(EXTRACTED DATA)

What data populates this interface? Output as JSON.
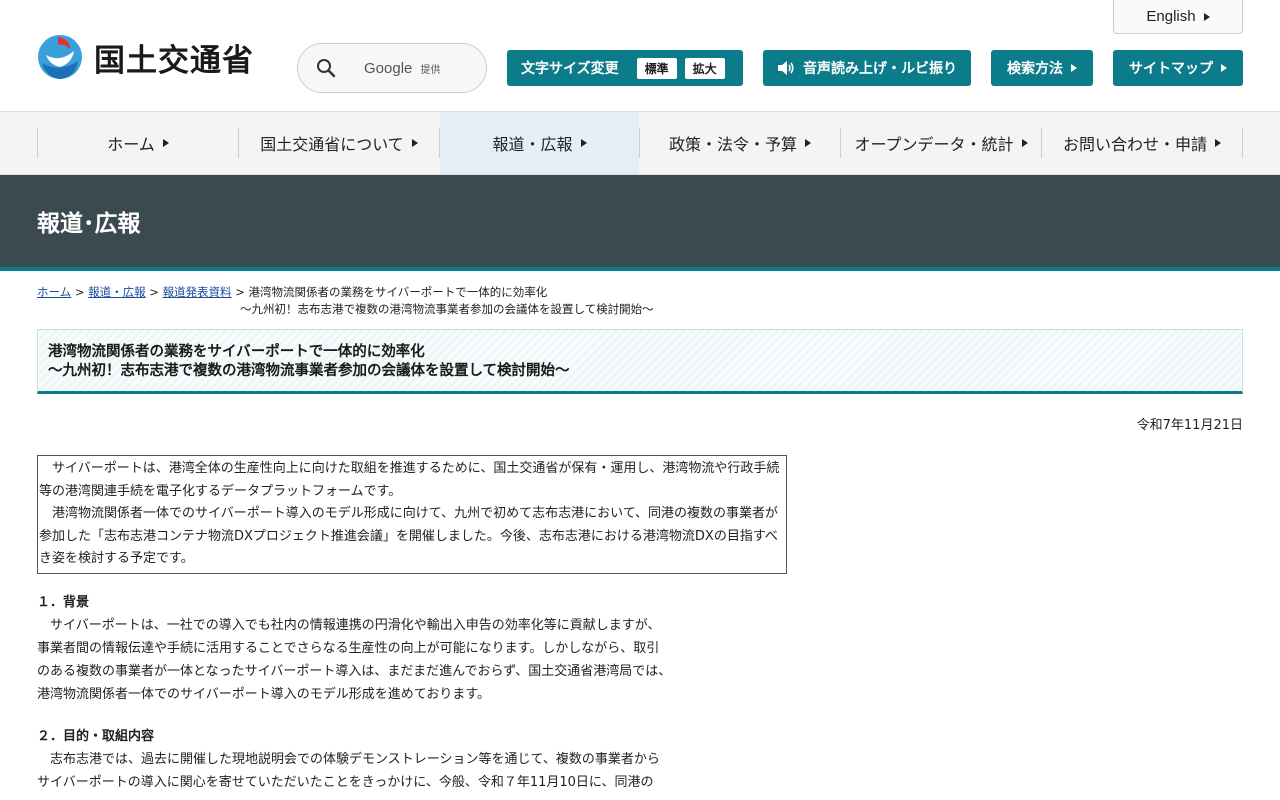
{
  "header": {
    "logo_text": "国土交通省",
    "search": {
      "brand": "Google",
      "brand_sub": "提供"
    },
    "english_label": "English",
    "font_size": {
      "label": "文字サイズ変更",
      "standard": "標準",
      "large": "拡大"
    },
    "voice_label": "音声読み上げ・ルビ振り",
    "howto_label": "検索方法",
    "sitemap_label": "サイトマップ"
  },
  "gnav": {
    "items": [
      {
        "label": "ホーム"
      },
      {
        "label": "国土交通省について"
      },
      {
        "label": "報道・広報"
      },
      {
        "label": "政策・法令・予算"
      },
      {
        "label": "オープンデータ・統計"
      },
      {
        "label": "お問い合わせ・申請"
      }
    ],
    "active_index": 2
  },
  "page_title": "報道･広報",
  "breadcrumb": {
    "home": "ホーム",
    "press": "報道・広報",
    "releases": "報道発表資料",
    "sep": ">",
    "current_line1": "港湾物流関係者の業務をサイバーポートで一体的に効率化",
    "current_line2": "～九州初！志布志港で複数の港湾物流事業者参加の会議体を設置して検討開始～"
  },
  "article": {
    "title_line1": "港湾物流関係者の業務をサイバーポートで一体的に効率化",
    "title_line2": "～九州初！志布志港で複数の港湾物流事業者参加の会議体を設置して検討開始～",
    "date": "令和7年11月21日",
    "summary_p1": "サイバーポートは、港湾全体の生産性向上に向けた取組を推進するために、国土交通省が保有・運用し、港湾物流や行政手続等の港湾関連手続を電子化するデータプラットフォームです。",
    "summary_p2": "港湾物流関係者一体でのサイバーポート導入のモデル形成に向けて、九州で初めて志布志港において、同港の複数の事業者が参加した「志布志港コンテナ物流DXプロジェクト推進会議」を開催しました。今後、志布志港における港湾物流DXの目指すべき姿を検討する予定です。",
    "section1_heading": "１．背景",
    "section1_body": "　サイバーポートは、一社での導入でも社内の情報連携の円滑化や輸出入申告の効率化等に貢献しますが、\n事業者間の情報伝達や手続に活用することでさらなる生産性の向上が可能になります。しかしながら、取引\nのある複数の事業者が一体となったサイバーポート導入は、まだまだ進んでおらず、国土交通省港湾局では、\n港湾物流関係者一体でのサイバーポート導入のモデル形成を進めております。",
    "section2_heading": "２．目的・取組内容",
    "section2_body": "　志布志港では、過去に開催した現地説明会での体験デモンストレーション等を通じて、複数の事業者から\nサイバーポートの導入に関心を寄せていただいたことをきっかけに、今般、令和７年11月10日に、同港の"
  },
  "colors": {
    "accent": "#0c7b8a",
    "title_band": "#3b4a51",
    "link": "#1a4a9c"
  }
}
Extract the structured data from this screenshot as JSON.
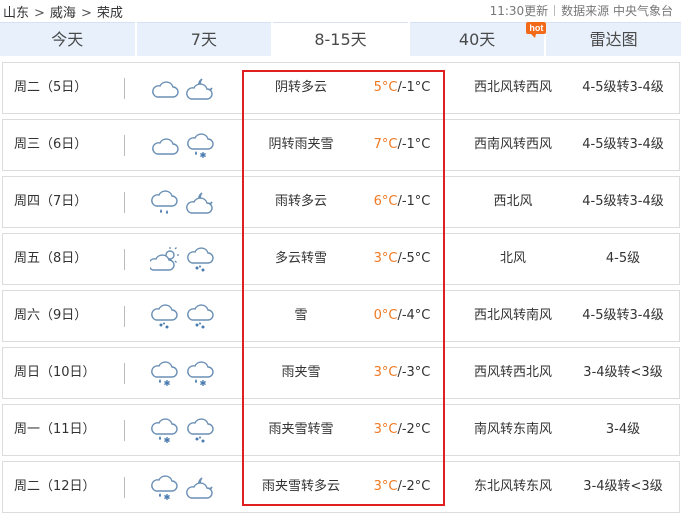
{
  "breadcrumb": [
    "山东",
    "威海",
    "荣成"
  ],
  "breadcrumb_sep": ">",
  "update_time": "11:30更新",
  "data_source": "数据来源 中央气象台",
  "tabs": [
    {
      "label": "今天",
      "active": false
    },
    {
      "label": "7天",
      "active": false
    },
    {
      "label": "8-15天",
      "active": true
    },
    {
      "label": "40天",
      "active": false,
      "badge": "hot"
    },
    {
      "label": "雷达图",
      "active": false
    }
  ],
  "days": [
    {
      "date": "周二（5日）",
      "icon1": "cloudy-icon",
      "icon2": "partly-cloudy-night-icon",
      "desc": "阴转多云",
      "hi": "5°C",
      "lo": "/-1°C",
      "wind": "西北风转西风",
      "level": "4-5级转3-4级"
    },
    {
      "date": "周三（6日）",
      "icon1": "cloudy-icon",
      "icon2": "sleet-icon",
      "desc": "阴转雨夹雪",
      "hi": "7°C",
      "lo": "/-1°C",
      "wind": "西南风转西风",
      "level": "4-5级转3-4级"
    },
    {
      "date": "周四（7日）",
      "icon1": "rain-icon",
      "icon2": "partly-cloudy-night-icon",
      "desc": "雨转多云",
      "hi": "6°C",
      "lo": "/-1°C",
      "wind": "西北风",
      "level": "4-5级转3-4级"
    },
    {
      "date": "周五（8日）",
      "icon1": "partly-cloudy-day-icon",
      "icon2": "snow-icon",
      "desc": "多云转雪",
      "hi": "3°C",
      "lo": "/-5°C",
      "wind": "北风",
      "level": "4-5级"
    },
    {
      "date": "周六（9日）",
      "icon1": "snow-icon",
      "icon2": "snow-icon",
      "desc": "雪",
      "hi": "0°C",
      "lo": "/-4°C",
      "wind": "西北风转南风",
      "level": "4-5级转3-4级"
    },
    {
      "date": "周日（10日）",
      "icon1": "sleet-icon",
      "icon2": "sleet-icon",
      "desc": "雨夹雪",
      "hi": "3°C",
      "lo": "/-3°C",
      "wind": "西风转西北风",
      "level": "3-4级转<3级"
    },
    {
      "date": "周一（11日）",
      "icon1": "sleet-icon",
      "icon2": "snow-icon",
      "desc": "雨夹雪转雪",
      "hi": "3°C",
      "lo": "/-2°C",
      "wind": "南风转东南风",
      "level": "3-4级"
    },
    {
      "date": "周二（12日）",
      "icon1": "sleet-icon",
      "icon2": "partly-cloudy-night-icon",
      "desc": "雨夹雪转多云",
      "hi": "3°C",
      "lo": "/-2°C",
      "wind": "东北风转东风",
      "level": "3-4级转<3级"
    }
  ],
  "colors": {
    "high_temp": "#f07a23",
    "highlight_box": "#e02020",
    "tab_bg": "#e7f0fb",
    "badge": "#f26a19"
  }
}
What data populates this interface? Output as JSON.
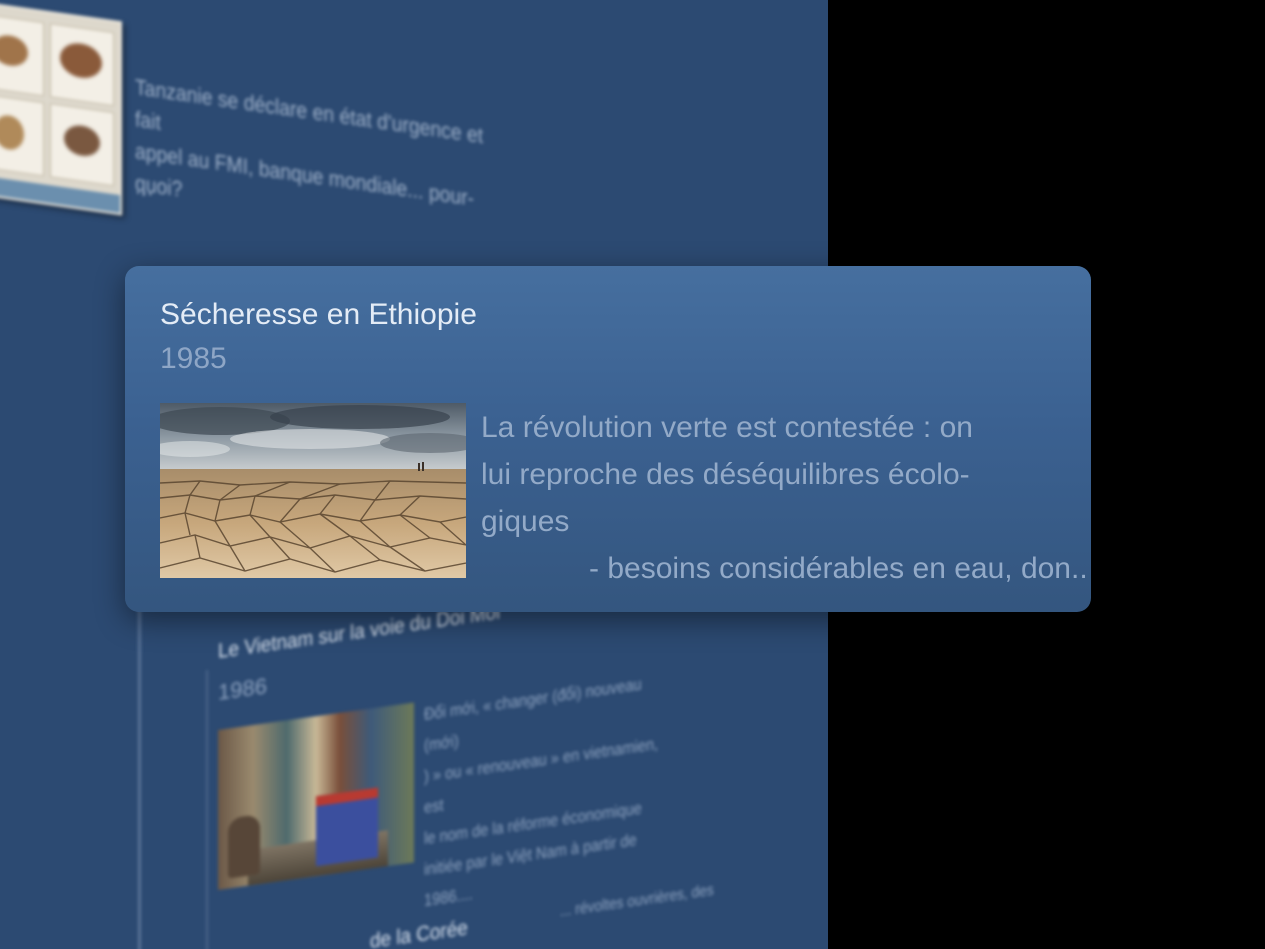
{
  "background_entries": {
    "tanzania": {
      "text_lines": [
        "Tanzanie se déclare en état d'urgence et fait",
        "appel au FMI, banque mondiale... pour-",
        "quoi?"
      ],
      "ellipsis": "..."
    },
    "vietnam": {
      "title": "Le Vietnam sur la voie du Doi Moi",
      "year": "1986",
      "text_lines": [
        "Đổi mới, « changer (đổi) nouveau (mới)",
        ") » ou « renouveau » en vietnamien, est",
        "le nom de la réforme économique",
        "initiée par le Việt Nam à partir de 1986...."
      ]
    },
    "korea": {
      "title": "de la Corée",
      "text": "... révoltes ouvrières, des"
    }
  },
  "focused_card": {
    "title": "Sécheresse en Ethiopie",
    "year": "1985",
    "image_icon": "cracked-dry-earth-photo",
    "text_lines": [
      "La révolution verte est contestée : on",
      "lui reproche des déséquilibres écolo-",
      "giques",
      "- besoins considérables en eau, don.."
    ]
  },
  "colors": {
    "panel_bg": "#2c4a72",
    "card_bg": "#3b6191",
    "outer_bg": "#000000"
  }
}
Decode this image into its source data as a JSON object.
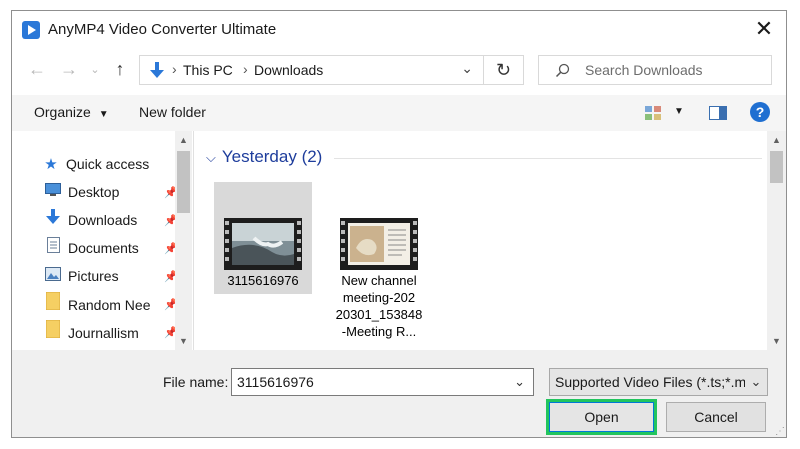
{
  "window": {
    "title": "AnyMP4 Video Converter Ultimate"
  },
  "address": {
    "path": [
      "This PC",
      "Downloads"
    ],
    "separator": "›"
  },
  "search": {
    "placeholder": "Search Downloads"
  },
  "toolbar": {
    "organize_label": "Organize",
    "new_folder_label": "New folder",
    "help_label": "?"
  },
  "nav": {
    "quick_access": "Quick access",
    "items": [
      {
        "label": "Desktop",
        "icon": "desktop-icon",
        "pinned": true
      },
      {
        "label": "Downloads",
        "icon": "downloads-icon",
        "pinned": true
      },
      {
        "label": "Documents",
        "icon": "documents-icon",
        "pinned": true
      },
      {
        "label": "Pictures",
        "icon": "pictures-icon",
        "pinned": true
      },
      {
        "label": "Random Nee",
        "icon": "folder-icon",
        "pinned": true
      },
      {
        "label": "Journallism",
        "icon": "folder-icon",
        "pinned": true
      }
    ]
  },
  "files": {
    "group_label": "Yesterday (2)",
    "items": [
      {
        "name": "3115616976",
        "selected": true
      },
      {
        "name": "New channel meeting-20220301_153848-Meeting R...",
        "lines": [
          "New channel",
          "meeting-202",
          "20301_153848",
          "-Meeting R..."
        ],
        "selected": false
      }
    ]
  },
  "footer": {
    "filename_label": "File name:",
    "filename_value": "3115616976",
    "filetype_value": "Supported Video Files (*.ts;*.mt",
    "open_label": "Open",
    "cancel_label": "Cancel"
  },
  "colors": {
    "accent": "#2b78d8",
    "group_header": "#1e3d9c",
    "highlight": "#22c55e"
  }
}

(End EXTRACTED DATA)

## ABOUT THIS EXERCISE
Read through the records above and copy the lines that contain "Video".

## TASK RESULT
    "title": "AnyMP4 Video Converter Ultimate"
    "filetype_value": "Supported Video Files (*.ts;*.mt",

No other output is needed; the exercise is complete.